**Problem to solve:**
Filter the entries, keeping every line with the string "perfil".

Website and app data records
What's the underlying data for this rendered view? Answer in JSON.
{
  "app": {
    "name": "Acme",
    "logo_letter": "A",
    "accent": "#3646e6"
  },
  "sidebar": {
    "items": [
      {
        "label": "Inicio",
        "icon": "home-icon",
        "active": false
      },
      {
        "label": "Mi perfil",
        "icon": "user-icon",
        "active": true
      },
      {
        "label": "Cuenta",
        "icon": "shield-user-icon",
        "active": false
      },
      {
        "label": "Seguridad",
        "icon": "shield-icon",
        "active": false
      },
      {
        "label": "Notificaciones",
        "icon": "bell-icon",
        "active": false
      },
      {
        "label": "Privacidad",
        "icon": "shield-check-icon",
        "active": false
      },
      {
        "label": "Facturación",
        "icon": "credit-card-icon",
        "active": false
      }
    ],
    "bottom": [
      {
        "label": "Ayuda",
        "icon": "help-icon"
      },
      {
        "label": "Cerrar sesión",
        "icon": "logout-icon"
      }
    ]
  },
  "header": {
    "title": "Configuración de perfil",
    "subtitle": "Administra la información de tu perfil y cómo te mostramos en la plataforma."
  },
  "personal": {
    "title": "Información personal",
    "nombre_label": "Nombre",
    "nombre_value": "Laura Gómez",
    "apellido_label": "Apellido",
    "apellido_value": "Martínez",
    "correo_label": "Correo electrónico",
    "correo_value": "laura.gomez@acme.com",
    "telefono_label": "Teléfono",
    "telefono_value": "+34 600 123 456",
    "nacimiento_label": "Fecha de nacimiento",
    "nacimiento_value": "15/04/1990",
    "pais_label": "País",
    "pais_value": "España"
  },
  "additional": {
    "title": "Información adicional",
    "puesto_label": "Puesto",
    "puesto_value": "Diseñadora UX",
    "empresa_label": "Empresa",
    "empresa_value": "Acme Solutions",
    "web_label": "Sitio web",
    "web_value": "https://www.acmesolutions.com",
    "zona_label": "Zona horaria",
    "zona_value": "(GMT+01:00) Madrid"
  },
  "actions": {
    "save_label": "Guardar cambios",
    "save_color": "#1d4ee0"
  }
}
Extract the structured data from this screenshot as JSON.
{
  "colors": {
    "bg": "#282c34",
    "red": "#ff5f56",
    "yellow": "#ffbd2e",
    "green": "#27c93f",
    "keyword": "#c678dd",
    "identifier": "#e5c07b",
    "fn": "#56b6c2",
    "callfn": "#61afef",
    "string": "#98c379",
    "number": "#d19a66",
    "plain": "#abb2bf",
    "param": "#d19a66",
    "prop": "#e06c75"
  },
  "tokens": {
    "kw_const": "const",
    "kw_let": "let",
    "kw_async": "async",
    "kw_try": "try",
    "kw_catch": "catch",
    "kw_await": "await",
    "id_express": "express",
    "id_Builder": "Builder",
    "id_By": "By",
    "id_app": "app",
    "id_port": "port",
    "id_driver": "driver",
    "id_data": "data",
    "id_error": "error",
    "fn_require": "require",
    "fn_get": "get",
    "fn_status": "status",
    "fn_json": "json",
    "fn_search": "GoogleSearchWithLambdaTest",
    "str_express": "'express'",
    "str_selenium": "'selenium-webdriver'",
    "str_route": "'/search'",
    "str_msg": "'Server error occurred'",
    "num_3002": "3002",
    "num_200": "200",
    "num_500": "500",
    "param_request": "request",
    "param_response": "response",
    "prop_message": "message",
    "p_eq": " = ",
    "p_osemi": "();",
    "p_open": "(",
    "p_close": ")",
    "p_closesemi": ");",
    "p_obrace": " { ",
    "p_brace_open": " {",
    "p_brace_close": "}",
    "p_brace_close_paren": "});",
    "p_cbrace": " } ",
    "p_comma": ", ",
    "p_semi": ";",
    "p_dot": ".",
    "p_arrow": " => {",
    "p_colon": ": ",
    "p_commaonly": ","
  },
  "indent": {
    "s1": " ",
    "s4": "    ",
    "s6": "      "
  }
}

**Finished exercise:**
        "label": "Mi perfil",
    "title": "Configuración de perfil",
    "subtitle": "Administra la información de tu perfil y cómo te mostramos en la plataforma."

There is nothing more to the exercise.